Prices for many categories of food have been slow to retreat from pandemic-driven peaks, said the USDA. As a result, seafood and poultry prices throughout the year will be higher than usual, bolstering the USDA forecast that grocery prices will rise by 3 percent this year.
After soaring because of coronavirus outbreaks among packing plant employees, meat prices are on the decline for the first time this year and are headed lower, said the USDA on Tuesday.
Grocery prices will rise a modest 1.5 percent in 2021, close to the long-term average and half of the larger-than-usual increase expected this year, said the USDA in its first forecast of food inflation in the new year.
Grocery prices will rise by a higher-than-average 3 percent this year, due largely to the coronavirus-propelled surge in the cost of meat, poultry, and fish at the supermarket, forecast the USDA on Thursday.

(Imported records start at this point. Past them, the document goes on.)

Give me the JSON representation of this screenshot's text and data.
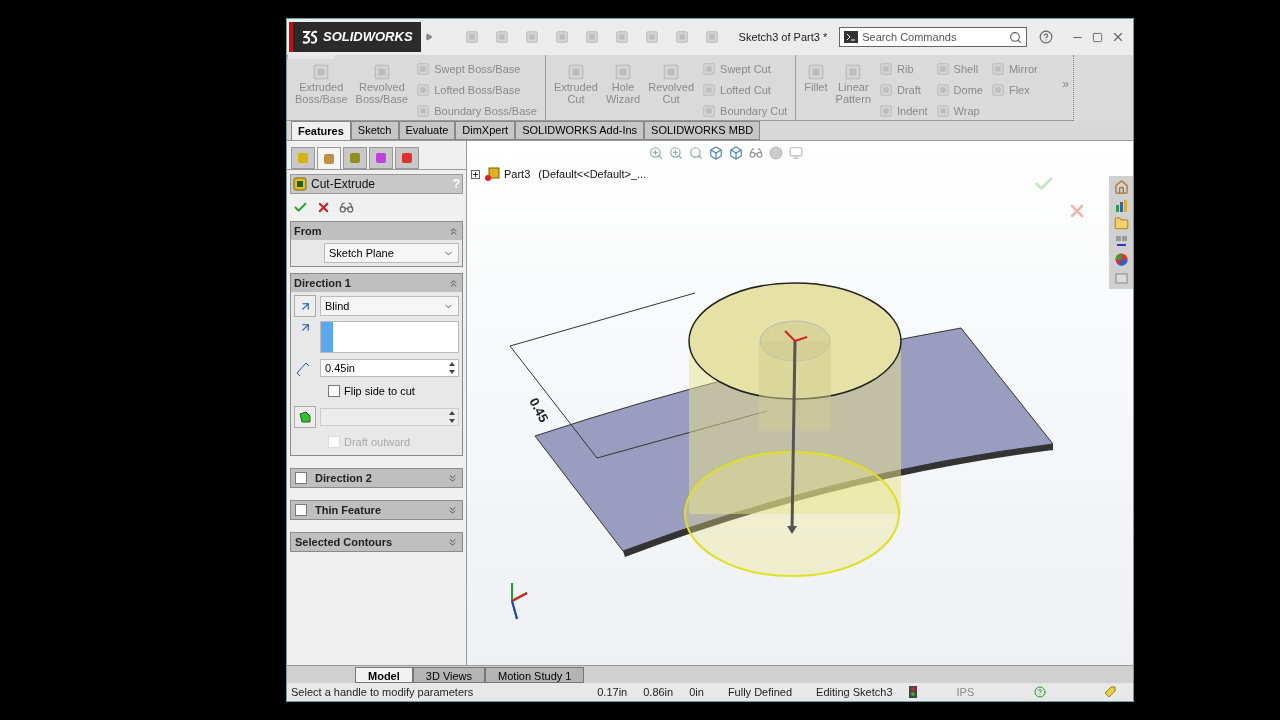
{
  "title_bar": {
    "logo": "SOLIDWORKS",
    "document_title": "Sketch3 of Part3 *",
    "search": {
      "placeholder": "Search Commands"
    }
  },
  "ribbon": {
    "groups": [
      {
        "large": [
          "Extruded\nBoss/Base",
          "Revolved\nBoss/Base"
        ],
        "small": [
          [
            "Swept Boss/Base",
            "Lofted Boss/Base",
            "Boundary Boss/Base"
          ]
        ]
      },
      {
        "large": [
          "Extruded\nCut",
          "Hole\nWizard",
          "Revolved\nCut"
        ],
        "small": [
          [
            "Swept Cut",
            "Lofted Cut",
            "Boundary Cut"
          ]
        ]
      },
      {
        "large": [
          "Fillet",
          "Linear\nPattern"
        ],
        "small": [
          [
            "Rib",
            "Draft",
            "Indent"
          ],
          [
            "Shell",
            "Dome",
            "Wrap"
          ],
          [
            "Mirror",
            "Flex"
          ]
        ]
      }
    ],
    "more": "»"
  },
  "tabs": [
    {
      "label": "Features",
      "selected": true
    },
    {
      "label": "Sketch",
      "selected": false
    },
    {
      "label": "Evaluate",
      "selected": false
    },
    {
      "label": "DimXpert",
      "selected": false
    },
    {
      "label": "SOLIDWORKS Add-Ins",
      "selected": false
    },
    {
      "label": "SOLIDWORKS MBD",
      "selected": false
    }
  ],
  "panel_tabs": [
    {
      "selected": false
    },
    {
      "selected": true
    },
    {
      "selected": false
    },
    {
      "selected": false
    },
    {
      "selected": false
    }
  ],
  "property_manager": {
    "title": "Cut-Extrude",
    "help": "?",
    "from": {
      "title": "From",
      "expanded": true,
      "value": "Sketch Plane"
    },
    "direction1": {
      "title": "Direction 1",
      "expanded": true,
      "end_condition": "Blind",
      "depth": "0.45in",
      "flip": {
        "label": "Flip side to cut",
        "checked": false
      },
      "draft": {
        "disabled": true
      },
      "draft_outward": {
        "label": "Draft outward",
        "checked": false,
        "disabled": true
      }
    },
    "collapsed_sections": [
      {
        "kind": "optional",
        "title": "Direction 2",
        "checked": false,
        "expanded": false
      },
      {
        "kind": "optional",
        "title": "Thin Feature",
        "checked": false,
        "expanded": false
      },
      {
        "kind": "plain",
        "title": "Selected Contours",
        "expanded": false
      }
    ]
  },
  "tree": {
    "part": "Part3",
    "configuration": "(Default<<Default>_..."
  },
  "viewport": {
    "dimension": "0.45"
  },
  "bottom_tabs": [
    {
      "label": "Model",
      "selected": true
    },
    {
      "label": "3D Views",
      "selected": false
    },
    {
      "label": "Motion Study 1",
      "selected": false
    }
  ],
  "status_bar": {
    "message": "Select a handle to modify parameters",
    "readings": [
      "0.17in",
      "0.86in",
      "0in"
    ],
    "state": "Fully Defined",
    "mode": "Editing Sketch3",
    "units": "IPS"
  }
}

It would be the largest annual increase since 2011. (No paywall)
Although U.S. food prices generally show small increases from year to year, the USDA says prices for "food away from home," a category that includes restaurants, carry-out food and institutional meals, rose 3.1 percent in 2019. That's the largest increase since 3.5 percent in 2009 and is part of a pattern in which the price of food away from home rises more rapidly than retail prices for groceries.
The United States is headed for the fifth year in a row of lower-than-average increases in grocery prices, part of a longer trend of smaller and less volatile changes in food inflation, said two USDA economists.
Cattle prices are stronger than expected this year but they they are likely to run below 2017 levels, with the result that retail beef prices rise modestly, at most, said the monthly Food Price Outlook. The United States is headed for the third year in a row of lower than average food inflation - 0.5 percent compared to the 20-year average of 2.1 percent annually.
Grocery prices will rise by a nearly invisible 0.5 percent this year and a modest 1.5 percent in 2019, estimated the USDA’s monthly Food Price Outlook on Thursday. If the forecast proves true, 2019 would be the fourth year in a row that supermarket prices rise at a much slower rate than the usual 2.1 percent annually.
Americans are headed for the fourth year in a row of lower-than-normal increases in food prices, according to the USDA’s Food Price Outlook. The monthly report estimated that prices will rise by just 1.5 percent this year.
Lower prices for tomatoes, potatoes, and apples — three of the four most popular fruits and vegetables sold in America — are helping to hold down food price inflation, according to a government forecast.